In the early 2000, we embarked on our journey into the e-commerce world by launching our very own e-commerce store, MPHOnline.com. Being the first book retailer in Malaysia to venture into the e-commerce business, MPHOnline.com’s vision of creating a borderless, online bookstore has allowed us to reach customers in places where we had no physical presence. Since then, MPHOnline.com has succeeded in delivering the retail experience right to the doorsteps of customers, fulfilling the need for convenience, speed, efficiency and reliability of our services.
Fast forward to today, MPH continues to bring innovation to book retailing in the digital age by establishing more touch points to connect with our customers through physical and online stores, vending business and soon mobile applications. With the advent of technology today, we aim to adopt an omnichannel retailing approach to provide our customers with a seamless shopping experience.
A PASSAGE THROUGH TIME - A BRIEF HISTORY OF MPH
That a brief history of MPH should start with a missionary may seem strange, but it sets the motion to the train of events, that, eventually led to the establishment of MPH.
In 1807, Robert Morrison was the first Protestant missionary sent by the London Missionary Society to work in China. He translated the New Testament and Old Testament into Chinese with the help of an eager young missionary, William Milne. After being in Macau for two years, Milne chose to set up a printing press in Malacca in 1815. Among his achievements in his first few years there were to start up the Malacca Anglo-Chinese College and print the first Chinese edition of the Old Testament.
In 1890, Captain W.G. Shellabear arrived in Singapore to establish a printing press known as the Amelia Bishop Press. The aim of the publishing venture was the printing of Christian literature, and eventually, the setting and printing of secular work was taken up.
Amelia Bishop Press moved to Raffles Place in 1893 and changed its name to the American Mission Press. The Book Room was established to sell publications of the Mission Press, school books and other supplies for the Mission’s schools.
Shellabear is recognised as the founder of the Malaya Publishing House whose far sightedness in bringing modern printing techniques to Singapore contributed to the growth of the Southeast Asian publishing industry. Methodist Christians know him as one of the founders and early leaders of Methodism in Malaya, and as a translator of the Bible and many other religious texts into Malay. Among old Malay classics reprinted by Shellabear include Sejarah Melayu and Hikayat Abdullah.
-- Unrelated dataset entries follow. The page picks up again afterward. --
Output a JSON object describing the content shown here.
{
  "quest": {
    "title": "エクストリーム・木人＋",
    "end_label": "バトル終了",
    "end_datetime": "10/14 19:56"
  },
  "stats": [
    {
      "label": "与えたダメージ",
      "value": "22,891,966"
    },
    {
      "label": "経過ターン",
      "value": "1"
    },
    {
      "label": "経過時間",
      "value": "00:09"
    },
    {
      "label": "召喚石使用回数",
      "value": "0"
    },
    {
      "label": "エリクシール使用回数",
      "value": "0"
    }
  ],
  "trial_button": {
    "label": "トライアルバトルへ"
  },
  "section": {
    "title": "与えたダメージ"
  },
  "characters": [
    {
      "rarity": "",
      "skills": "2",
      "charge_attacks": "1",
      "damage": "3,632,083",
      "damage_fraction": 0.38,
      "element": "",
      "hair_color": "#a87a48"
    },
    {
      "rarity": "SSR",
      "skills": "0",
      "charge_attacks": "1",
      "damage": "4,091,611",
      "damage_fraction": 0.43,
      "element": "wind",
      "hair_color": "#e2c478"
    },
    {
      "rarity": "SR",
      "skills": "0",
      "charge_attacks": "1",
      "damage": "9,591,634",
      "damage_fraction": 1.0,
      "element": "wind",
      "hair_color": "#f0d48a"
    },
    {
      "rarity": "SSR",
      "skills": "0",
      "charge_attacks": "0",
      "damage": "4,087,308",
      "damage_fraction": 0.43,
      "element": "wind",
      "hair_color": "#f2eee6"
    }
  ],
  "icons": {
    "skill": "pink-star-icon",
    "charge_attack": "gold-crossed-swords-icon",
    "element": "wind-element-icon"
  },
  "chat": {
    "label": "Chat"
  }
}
In 1900, Rev. William T. Cherry arrived and helped turn the foundations built by Shellabear into a multi-faceted organisation - printing, publishing, bookselling, and book distribution. The American Mission Press changed name to the Methodist Publishing House in 1906, from which the acronym MPH was derived. It was in 1908 that the Methodist Publishing House moved into its new building at the corner of Stamford Road and Armenian Street. The company became a public stock company in 1927 with an experienced Board of Directors and the Publishing House was officially incorporated as Malaya Publishing House Limited.
In 1928, Frank Cooper Sands became the Managing Director of the new Malaya Publishing House. The company was carrying on its business as ‘proprietors and publishers of and dealers in newspapers, journals, magazines, books and other literary works and undertakings.’ Frank Sands reopened the publishing house in 1945 after the Japanese occupation, which left most of the printing equipment removed or destroyed, and the building on Stamford Road badly deteriorated.
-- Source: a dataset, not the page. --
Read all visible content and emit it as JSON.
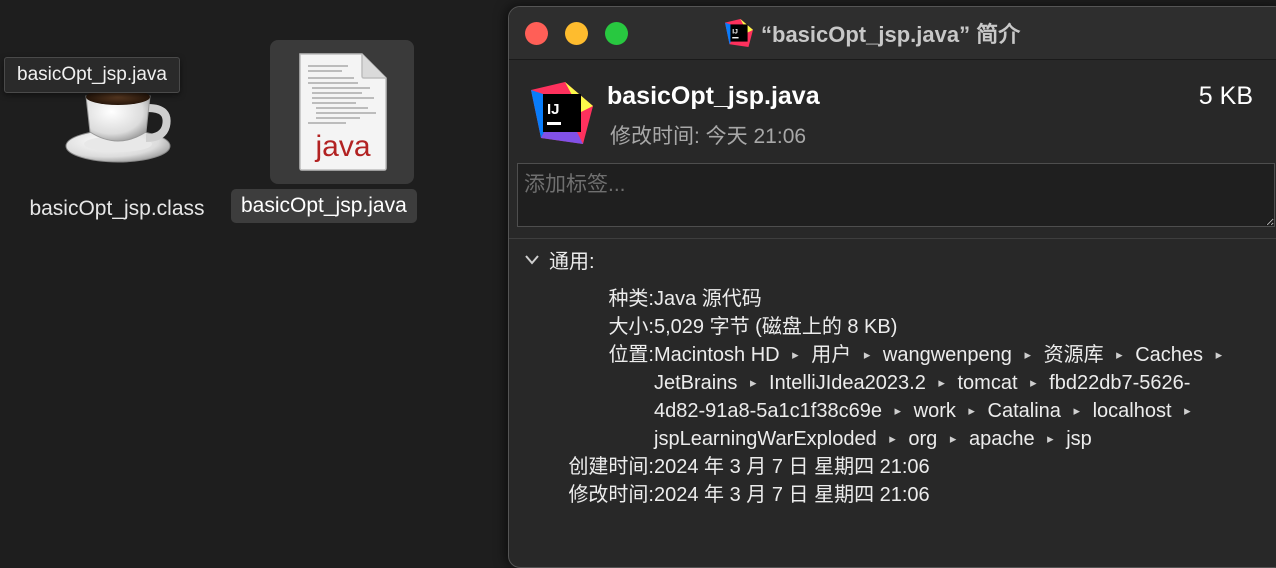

In 1963 the Malaya Publishing House changed its name to Malaysia Publishing House and began operating as a wholesale book department. The retail side, under the name of Malaysian Books Limited, had new bookstores opening at Selangor Mansion in Kuala Lumpur, Beach Street in Penang and at Jalan Laksamana in Malacca. At Stamford Road, the ground floor was turned to general bookselling.
1966 saw the Malaysia Publishing House failing financially. The company was bought over and set up under a consortium headed by Masagung, a sixth-generation Chinese Indonesian. Under the new management, there were 4 subsidiaries: MPH Books, MPH Printers, MPH Publications & Lian Tak MPH (producing exercise books & paper products). Despite its problems in the 1960s, the company continued to publish a range of old and new titles.
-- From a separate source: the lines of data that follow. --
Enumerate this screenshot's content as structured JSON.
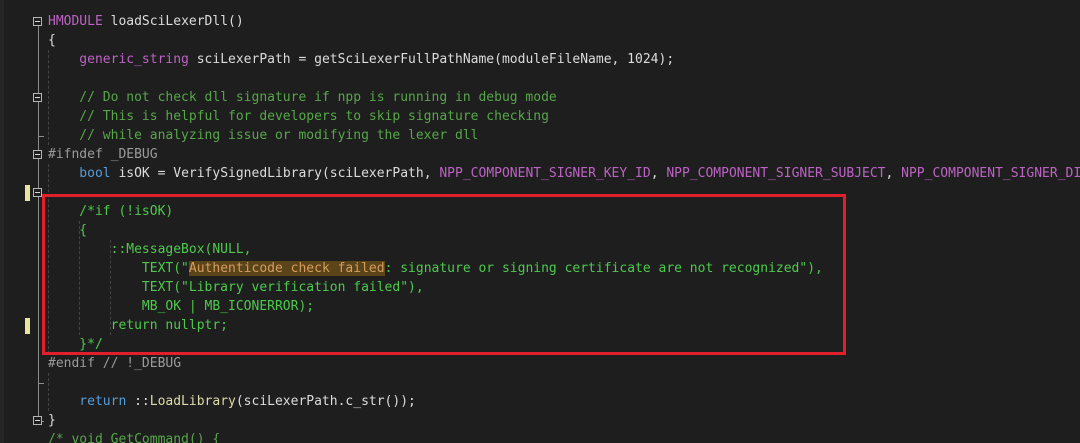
{
  "editor": {
    "colors": {
      "background": "#1e1e1e",
      "plain": "#dcdcdc",
      "keyword": "#569cd6",
      "macro": "#bd63c5",
      "preprocessor": "#9b9b9b",
      "comment": "#57a64a",
      "commented_code": "#4ec94e",
      "function": "#dcdcaa",
      "search_highlight": "#5a4418",
      "annotation_box": "#e0202a"
    },
    "fold_markers": [
      "line-1",
      "line-5",
      "line-8",
      "line-10",
      "line-22"
    ],
    "change_markers": [
      "line-10",
      "line-17"
    ],
    "lines": [
      [
        {
          "t": "HMODULE ",
          "c": "macro"
        },
        {
          "t": "loadSciLexerDll()",
          "c": "plain"
        }
      ],
      [
        {
          "t": "{",
          "c": "plain"
        }
      ],
      [
        {
          "t": "    generic_string ",
          "c": "macro"
        },
        {
          "t": "sciLexerPath = getSciLexerFullPathName(moduleFileName, 1024);",
          "c": "plain"
        }
      ],
      [],
      [
        {
          "t": "    // Do not check dll signature if npp is running in debug mode",
          "c": "comment"
        }
      ],
      [
        {
          "t": "    // This is helpful for developers to skip signature checking",
          "c": "comment"
        }
      ],
      [
        {
          "t": "    // while analyzing issue or modifying the lexer dll",
          "c": "comment"
        }
      ],
      [
        {
          "t": "#ifndef _DEBUG",
          "c": "pre"
        }
      ],
      [
        {
          "t": "    bool ",
          "c": "kw"
        },
        {
          "t": "isOK = VerifySignedLibrary(sciLexerPath, ",
          "c": "plain"
        },
        {
          "t": "NPP_COMPONENT_SIGNER_KEY_ID",
          "c": "macro"
        },
        {
          "t": ", ",
          "c": "plain"
        },
        {
          "t": "NPP_COMPONENT_SIGNER_SUBJECT",
          "c": "macro"
        },
        {
          "t": ", ",
          "c": "plain"
        },
        {
          "t": "NPP_COMPONENT_SIGNER_DISPLAY_",
          "c": "macro"
        }
      ],
      [],
      [
        {
          "t": "    /*if (!isOK)",
          "c": "green"
        }
      ],
      [
        {
          "t": "    {",
          "c": "green"
        }
      ],
      [
        {
          "t": "        ::MessageBox(NULL,",
          "c": "green"
        }
      ],
      [
        {
          "t": "            TEXT(\"",
          "c": "green"
        },
        {
          "t": "Authenticode check failed",
          "c": "hl"
        },
        {
          "t": ": signature or signing certificate are not recognized\"),",
          "c": "green"
        }
      ],
      [
        {
          "t": "            TEXT(\"Library verification failed\"),",
          "c": "green"
        }
      ],
      [
        {
          "t": "            MB_OK | MB_ICONERROR);",
          "c": "green"
        }
      ],
      [
        {
          "t": "        return nullptr;",
          "c": "green"
        }
      ],
      [
        {
          "t": "    }*/",
          "c": "green"
        }
      ],
      [
        {
          "t": "#endif // !_DEBUG",
          "c": "pre"
        }
      ],
      [],
      [
        {
          "t": "    return ",
          "c": "kw"
        },
        {
          "t": "::",
          "c": "plain"
        },
        {
          "t": "LoadLibrary",
          "c": "fn"
        },
        {
          "t": "(sciLexerPath.c_str());",
          "c": "plain"
        }
      ],
      [
        {
          "t": "}",
          "c": "plain"
        }
      ],
      [
        {
          "t": "/* void GetCommand() {",
          "c": "comment"
        }
      ]
    ]
  }
}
In 1972, Jack Chia Holdings (Hong Kong) bought over MPH. As Jack Chia-MPH Limited, its various subsidiaries were divided into the Books and Publications Division, the Consumer Products Division, the Timber Division, the Hotel Division and the Services Division. The Books and Publications Division took on new activities like publication of magazines.
The company was publicly listed and bought over in 1999 by Singaporean entrepreneur Simon Cheong and changed its name to MPH Ltd in March 2000.
In 2002, the MPH brand with its book retail and book distribution arm, MPH Bookstores and MPH Distributors respectively, was bought over by Jalinan Inspirasi Sdn Bhd, a company owned by a Malaysian business tycoon. The company later changed its name to MPH Group (M) Sdn Bhd.
Today MPH Group is the parent company that owns MPH Bookstores (Malaysia and Singapore), MPH Distributors (Malaysia & Singapore), MPH Group Publishing (Malaysia) and MPH Library Services (Singapore).